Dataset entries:
━━━━━━

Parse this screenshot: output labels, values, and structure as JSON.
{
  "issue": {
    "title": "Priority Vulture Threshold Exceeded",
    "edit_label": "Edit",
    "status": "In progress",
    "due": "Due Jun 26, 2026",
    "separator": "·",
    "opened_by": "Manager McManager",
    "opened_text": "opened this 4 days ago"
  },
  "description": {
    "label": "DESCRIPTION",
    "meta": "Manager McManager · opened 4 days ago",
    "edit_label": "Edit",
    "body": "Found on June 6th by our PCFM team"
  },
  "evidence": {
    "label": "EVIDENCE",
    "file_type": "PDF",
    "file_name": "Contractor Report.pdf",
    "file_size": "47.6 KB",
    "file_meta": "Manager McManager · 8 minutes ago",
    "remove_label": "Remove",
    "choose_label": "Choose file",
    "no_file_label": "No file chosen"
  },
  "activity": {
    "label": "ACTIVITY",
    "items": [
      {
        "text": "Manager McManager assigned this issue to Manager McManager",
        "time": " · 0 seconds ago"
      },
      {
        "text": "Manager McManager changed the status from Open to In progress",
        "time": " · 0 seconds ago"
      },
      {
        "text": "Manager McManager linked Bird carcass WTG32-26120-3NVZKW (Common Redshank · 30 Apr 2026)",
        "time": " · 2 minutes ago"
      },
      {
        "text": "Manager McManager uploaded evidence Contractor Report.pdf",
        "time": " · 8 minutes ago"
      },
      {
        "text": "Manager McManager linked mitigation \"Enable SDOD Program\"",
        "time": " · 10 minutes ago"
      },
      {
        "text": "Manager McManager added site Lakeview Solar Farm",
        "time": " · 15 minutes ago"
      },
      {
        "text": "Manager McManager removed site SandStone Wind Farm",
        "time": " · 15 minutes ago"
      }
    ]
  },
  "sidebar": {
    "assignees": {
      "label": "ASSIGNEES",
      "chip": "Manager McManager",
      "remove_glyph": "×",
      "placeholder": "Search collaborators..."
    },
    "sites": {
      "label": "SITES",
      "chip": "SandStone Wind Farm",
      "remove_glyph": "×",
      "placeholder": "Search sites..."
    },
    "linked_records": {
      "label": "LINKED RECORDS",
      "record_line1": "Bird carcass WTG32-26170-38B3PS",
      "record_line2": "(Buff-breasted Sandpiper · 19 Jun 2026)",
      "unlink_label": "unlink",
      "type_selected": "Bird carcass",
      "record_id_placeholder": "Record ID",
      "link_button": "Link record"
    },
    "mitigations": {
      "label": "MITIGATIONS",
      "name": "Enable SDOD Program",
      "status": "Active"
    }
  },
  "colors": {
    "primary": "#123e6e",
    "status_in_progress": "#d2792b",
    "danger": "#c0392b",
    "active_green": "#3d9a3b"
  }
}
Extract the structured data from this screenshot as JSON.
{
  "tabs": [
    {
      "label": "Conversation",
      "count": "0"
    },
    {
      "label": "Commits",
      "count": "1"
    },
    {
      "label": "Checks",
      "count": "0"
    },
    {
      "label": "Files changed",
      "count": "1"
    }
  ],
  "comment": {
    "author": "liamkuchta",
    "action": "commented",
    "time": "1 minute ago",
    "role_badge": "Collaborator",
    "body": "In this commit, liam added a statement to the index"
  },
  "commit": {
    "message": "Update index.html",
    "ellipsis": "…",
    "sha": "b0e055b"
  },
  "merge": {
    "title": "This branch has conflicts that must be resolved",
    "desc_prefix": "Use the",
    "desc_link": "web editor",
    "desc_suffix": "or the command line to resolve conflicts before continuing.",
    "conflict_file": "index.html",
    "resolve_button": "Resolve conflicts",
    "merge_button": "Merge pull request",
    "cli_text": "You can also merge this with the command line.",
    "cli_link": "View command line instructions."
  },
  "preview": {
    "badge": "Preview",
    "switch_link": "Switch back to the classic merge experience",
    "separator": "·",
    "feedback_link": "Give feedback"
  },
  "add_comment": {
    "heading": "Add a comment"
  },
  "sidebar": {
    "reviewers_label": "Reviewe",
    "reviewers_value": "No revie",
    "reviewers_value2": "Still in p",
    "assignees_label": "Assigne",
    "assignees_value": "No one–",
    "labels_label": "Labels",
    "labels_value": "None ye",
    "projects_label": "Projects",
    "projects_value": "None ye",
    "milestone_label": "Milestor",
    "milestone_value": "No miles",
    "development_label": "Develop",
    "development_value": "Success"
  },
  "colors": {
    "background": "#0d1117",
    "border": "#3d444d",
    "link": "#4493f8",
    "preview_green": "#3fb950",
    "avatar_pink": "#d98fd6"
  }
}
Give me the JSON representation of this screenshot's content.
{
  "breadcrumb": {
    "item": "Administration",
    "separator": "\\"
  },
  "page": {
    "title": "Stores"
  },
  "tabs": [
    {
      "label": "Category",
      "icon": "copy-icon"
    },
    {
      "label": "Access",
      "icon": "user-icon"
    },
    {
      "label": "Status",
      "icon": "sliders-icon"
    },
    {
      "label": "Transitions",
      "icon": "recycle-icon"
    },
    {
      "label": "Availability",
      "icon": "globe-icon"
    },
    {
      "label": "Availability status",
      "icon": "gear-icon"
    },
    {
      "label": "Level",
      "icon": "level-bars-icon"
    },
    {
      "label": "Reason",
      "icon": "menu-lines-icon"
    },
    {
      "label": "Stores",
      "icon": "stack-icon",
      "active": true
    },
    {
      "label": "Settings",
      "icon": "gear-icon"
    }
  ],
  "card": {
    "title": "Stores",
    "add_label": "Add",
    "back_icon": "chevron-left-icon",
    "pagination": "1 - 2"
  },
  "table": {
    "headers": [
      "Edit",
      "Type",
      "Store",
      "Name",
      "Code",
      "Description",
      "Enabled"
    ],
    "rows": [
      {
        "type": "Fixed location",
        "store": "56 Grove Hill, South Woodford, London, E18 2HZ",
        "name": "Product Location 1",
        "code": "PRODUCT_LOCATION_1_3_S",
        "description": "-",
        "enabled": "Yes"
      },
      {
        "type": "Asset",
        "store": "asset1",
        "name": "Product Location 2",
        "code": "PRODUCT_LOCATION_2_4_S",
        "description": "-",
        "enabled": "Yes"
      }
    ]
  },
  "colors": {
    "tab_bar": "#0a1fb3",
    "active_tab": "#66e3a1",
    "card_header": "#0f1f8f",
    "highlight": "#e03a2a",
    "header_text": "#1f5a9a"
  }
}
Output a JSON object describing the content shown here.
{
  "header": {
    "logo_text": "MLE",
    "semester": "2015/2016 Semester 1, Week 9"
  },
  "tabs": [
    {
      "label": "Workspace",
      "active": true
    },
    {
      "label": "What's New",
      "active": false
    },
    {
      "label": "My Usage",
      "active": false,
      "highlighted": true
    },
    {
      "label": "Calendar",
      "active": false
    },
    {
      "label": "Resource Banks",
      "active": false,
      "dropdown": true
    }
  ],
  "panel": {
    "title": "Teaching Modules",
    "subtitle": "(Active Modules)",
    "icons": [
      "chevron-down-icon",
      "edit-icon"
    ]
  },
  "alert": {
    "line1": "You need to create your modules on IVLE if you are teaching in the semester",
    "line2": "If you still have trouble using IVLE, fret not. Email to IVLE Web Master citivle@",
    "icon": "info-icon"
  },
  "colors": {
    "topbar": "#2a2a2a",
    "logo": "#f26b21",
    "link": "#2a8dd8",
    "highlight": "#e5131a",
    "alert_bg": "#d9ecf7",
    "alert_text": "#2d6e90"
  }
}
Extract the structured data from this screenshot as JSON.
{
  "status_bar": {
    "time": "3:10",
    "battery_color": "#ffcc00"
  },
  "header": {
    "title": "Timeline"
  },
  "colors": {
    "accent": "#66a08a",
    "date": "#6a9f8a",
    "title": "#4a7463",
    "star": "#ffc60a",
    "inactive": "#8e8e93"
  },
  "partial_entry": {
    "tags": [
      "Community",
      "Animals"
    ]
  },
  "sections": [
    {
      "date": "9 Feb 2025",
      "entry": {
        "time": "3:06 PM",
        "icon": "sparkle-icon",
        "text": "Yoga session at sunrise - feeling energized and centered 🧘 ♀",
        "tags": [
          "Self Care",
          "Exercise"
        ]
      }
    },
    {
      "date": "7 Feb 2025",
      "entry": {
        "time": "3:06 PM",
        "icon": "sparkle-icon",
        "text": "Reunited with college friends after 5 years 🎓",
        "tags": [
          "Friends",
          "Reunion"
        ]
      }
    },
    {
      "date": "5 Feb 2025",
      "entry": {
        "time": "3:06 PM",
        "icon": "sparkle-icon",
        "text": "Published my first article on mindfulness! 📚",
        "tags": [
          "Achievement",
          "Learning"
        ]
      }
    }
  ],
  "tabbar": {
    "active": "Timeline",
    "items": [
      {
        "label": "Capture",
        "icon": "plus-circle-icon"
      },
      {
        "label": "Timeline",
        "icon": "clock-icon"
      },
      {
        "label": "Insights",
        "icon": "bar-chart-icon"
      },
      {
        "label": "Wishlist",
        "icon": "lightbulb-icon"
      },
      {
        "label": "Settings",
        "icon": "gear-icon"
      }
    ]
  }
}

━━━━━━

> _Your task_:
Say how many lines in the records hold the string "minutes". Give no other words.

> _Solution to this task_:
6